Start of Information shown

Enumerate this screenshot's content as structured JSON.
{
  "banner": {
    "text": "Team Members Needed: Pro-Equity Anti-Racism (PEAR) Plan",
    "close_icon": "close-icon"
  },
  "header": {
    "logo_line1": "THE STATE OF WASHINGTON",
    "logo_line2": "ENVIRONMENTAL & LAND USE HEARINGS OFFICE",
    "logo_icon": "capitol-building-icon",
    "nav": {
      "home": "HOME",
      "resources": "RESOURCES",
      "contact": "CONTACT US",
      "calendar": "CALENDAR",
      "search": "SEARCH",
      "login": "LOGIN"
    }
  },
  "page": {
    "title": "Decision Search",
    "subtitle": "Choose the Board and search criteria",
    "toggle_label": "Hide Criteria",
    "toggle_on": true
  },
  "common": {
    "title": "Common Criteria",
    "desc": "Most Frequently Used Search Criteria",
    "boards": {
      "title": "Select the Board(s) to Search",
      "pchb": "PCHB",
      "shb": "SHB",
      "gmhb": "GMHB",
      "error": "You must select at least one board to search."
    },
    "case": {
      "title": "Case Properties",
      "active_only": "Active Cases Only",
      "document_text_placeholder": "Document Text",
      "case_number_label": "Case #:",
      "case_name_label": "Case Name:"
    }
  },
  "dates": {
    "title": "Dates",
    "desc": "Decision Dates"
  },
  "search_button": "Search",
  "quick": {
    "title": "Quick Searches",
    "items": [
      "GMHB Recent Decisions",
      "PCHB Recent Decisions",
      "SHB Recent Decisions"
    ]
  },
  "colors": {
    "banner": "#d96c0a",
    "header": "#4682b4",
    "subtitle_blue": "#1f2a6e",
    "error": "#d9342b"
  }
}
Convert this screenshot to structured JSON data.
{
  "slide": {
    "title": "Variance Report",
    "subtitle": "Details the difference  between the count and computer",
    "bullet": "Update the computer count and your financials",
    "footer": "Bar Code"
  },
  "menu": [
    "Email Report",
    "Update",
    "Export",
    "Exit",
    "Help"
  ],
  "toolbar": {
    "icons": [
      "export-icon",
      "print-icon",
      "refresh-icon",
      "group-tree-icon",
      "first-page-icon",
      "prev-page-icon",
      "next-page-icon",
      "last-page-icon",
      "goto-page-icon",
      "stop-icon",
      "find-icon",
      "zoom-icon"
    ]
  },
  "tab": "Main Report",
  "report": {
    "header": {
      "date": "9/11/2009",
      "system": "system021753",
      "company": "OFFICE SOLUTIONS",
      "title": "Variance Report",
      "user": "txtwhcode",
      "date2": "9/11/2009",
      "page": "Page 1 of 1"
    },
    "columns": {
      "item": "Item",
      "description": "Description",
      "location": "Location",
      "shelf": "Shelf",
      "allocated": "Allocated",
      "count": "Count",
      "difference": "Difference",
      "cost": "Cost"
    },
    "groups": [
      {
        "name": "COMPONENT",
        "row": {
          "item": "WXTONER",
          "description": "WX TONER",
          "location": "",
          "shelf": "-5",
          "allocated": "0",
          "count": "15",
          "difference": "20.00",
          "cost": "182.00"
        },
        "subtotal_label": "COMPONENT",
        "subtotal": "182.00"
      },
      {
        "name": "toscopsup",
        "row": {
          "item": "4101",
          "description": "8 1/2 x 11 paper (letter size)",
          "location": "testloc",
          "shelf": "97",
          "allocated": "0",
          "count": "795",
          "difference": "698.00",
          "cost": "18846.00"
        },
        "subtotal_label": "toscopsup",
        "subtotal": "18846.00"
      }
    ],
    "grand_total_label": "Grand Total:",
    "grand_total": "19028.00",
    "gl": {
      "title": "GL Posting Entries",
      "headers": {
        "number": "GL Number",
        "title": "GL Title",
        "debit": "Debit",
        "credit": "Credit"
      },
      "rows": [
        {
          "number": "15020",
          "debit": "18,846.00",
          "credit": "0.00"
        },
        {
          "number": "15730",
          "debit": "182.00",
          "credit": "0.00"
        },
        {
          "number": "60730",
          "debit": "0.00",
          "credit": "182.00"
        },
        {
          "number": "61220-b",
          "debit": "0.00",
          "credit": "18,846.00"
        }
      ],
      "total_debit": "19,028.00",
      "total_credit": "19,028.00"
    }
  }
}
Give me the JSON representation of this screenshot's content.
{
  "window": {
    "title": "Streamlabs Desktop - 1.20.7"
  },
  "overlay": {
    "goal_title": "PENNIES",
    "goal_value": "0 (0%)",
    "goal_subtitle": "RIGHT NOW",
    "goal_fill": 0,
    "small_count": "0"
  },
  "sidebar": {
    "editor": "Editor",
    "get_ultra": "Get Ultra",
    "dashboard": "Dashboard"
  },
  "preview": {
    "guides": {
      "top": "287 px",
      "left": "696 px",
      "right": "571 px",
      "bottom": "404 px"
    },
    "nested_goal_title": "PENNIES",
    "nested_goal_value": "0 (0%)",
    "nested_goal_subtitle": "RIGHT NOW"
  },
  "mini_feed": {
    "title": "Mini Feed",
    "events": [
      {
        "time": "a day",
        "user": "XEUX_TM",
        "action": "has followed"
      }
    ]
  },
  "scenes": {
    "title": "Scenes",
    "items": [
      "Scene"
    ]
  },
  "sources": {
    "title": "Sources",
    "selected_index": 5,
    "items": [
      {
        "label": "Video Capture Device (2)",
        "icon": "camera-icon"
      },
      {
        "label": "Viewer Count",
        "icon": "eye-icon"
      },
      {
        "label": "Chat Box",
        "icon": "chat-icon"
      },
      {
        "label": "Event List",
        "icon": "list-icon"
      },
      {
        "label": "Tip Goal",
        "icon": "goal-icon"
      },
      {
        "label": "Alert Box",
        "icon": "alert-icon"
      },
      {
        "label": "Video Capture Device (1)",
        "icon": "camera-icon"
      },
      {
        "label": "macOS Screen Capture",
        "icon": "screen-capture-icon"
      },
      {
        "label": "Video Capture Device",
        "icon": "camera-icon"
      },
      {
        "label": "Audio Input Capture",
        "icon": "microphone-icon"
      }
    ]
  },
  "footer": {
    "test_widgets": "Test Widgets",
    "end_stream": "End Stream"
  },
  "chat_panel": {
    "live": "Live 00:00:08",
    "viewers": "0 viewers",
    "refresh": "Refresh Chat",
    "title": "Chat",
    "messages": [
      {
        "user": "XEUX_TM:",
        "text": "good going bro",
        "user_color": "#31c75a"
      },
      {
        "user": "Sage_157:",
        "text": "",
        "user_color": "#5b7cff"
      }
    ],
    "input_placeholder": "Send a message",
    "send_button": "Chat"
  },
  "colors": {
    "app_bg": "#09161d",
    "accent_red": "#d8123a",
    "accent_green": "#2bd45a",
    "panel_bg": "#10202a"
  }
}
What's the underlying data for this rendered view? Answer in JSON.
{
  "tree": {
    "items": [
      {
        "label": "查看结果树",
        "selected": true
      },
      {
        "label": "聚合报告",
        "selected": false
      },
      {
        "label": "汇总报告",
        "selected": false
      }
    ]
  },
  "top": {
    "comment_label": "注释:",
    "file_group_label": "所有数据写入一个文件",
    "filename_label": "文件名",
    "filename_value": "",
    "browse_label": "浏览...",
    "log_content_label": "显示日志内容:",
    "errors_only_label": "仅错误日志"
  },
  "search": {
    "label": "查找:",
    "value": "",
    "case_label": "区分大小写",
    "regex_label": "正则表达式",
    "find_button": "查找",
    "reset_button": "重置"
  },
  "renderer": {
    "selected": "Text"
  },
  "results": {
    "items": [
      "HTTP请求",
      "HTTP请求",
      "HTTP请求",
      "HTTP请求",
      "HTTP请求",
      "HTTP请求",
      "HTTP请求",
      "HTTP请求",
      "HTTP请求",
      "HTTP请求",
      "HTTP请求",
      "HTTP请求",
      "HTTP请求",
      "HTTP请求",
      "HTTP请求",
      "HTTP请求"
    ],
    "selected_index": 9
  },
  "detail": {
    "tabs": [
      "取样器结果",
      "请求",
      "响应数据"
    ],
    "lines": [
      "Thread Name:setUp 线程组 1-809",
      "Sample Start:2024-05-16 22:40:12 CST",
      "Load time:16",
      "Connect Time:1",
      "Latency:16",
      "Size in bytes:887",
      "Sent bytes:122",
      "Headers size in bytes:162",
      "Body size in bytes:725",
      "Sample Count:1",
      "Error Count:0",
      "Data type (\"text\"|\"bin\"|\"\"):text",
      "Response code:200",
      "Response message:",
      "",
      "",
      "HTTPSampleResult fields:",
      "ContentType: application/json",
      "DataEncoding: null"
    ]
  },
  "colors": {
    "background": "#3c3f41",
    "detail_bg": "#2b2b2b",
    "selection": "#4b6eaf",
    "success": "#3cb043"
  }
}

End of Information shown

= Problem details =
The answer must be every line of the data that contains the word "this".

= Worked solution =
Enumerate this screenshot's content as structured JSON.
Convert this screenshot to structured JSON data.
Give me the JSON representation of this screenshot's content.
What's the underlying data for this rendered view? Answer in JSON.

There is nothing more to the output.